__Your instructions__
Wherever the string "value" appears in a line of the listing below, report that line.
(Beginning of Records to process)
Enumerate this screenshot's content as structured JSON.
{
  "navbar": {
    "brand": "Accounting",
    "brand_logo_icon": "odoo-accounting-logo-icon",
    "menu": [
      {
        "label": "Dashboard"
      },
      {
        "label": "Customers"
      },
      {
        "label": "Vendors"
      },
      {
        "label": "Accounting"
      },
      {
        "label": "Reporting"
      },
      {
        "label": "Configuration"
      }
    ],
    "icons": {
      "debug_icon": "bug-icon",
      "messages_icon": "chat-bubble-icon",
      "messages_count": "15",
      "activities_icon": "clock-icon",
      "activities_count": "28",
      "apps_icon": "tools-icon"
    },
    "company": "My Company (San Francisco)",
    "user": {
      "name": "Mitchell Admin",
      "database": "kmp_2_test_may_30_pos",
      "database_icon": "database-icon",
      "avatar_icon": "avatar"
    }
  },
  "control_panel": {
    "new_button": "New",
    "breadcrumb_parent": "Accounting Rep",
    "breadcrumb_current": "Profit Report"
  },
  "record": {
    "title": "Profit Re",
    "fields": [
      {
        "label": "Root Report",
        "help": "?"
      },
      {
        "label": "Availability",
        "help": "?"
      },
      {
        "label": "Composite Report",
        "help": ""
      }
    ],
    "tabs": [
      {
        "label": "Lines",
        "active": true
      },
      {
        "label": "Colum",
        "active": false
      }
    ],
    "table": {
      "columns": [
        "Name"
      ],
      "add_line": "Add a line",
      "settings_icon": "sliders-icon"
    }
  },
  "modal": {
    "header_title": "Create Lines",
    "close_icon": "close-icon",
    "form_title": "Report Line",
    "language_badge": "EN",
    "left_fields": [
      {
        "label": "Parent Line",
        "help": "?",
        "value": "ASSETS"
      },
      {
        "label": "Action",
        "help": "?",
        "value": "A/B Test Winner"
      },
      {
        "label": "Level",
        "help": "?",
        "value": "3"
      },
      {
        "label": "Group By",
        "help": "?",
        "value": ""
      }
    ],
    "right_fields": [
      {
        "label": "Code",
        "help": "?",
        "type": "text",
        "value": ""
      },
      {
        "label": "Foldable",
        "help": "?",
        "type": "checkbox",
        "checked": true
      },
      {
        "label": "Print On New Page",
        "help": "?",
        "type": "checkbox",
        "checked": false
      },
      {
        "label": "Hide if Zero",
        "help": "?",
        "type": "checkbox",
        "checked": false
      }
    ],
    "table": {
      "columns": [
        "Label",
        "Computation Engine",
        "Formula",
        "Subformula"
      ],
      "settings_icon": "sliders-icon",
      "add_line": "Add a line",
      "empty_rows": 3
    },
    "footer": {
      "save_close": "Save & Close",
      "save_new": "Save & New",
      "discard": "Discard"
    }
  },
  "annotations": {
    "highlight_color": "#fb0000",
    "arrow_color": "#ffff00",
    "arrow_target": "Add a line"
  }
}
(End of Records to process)
__Result for this task__
        "value": "ASSETS"
        "value": "A/B Test Winner"
        "value": "3"
        "value": ""
        "value": ""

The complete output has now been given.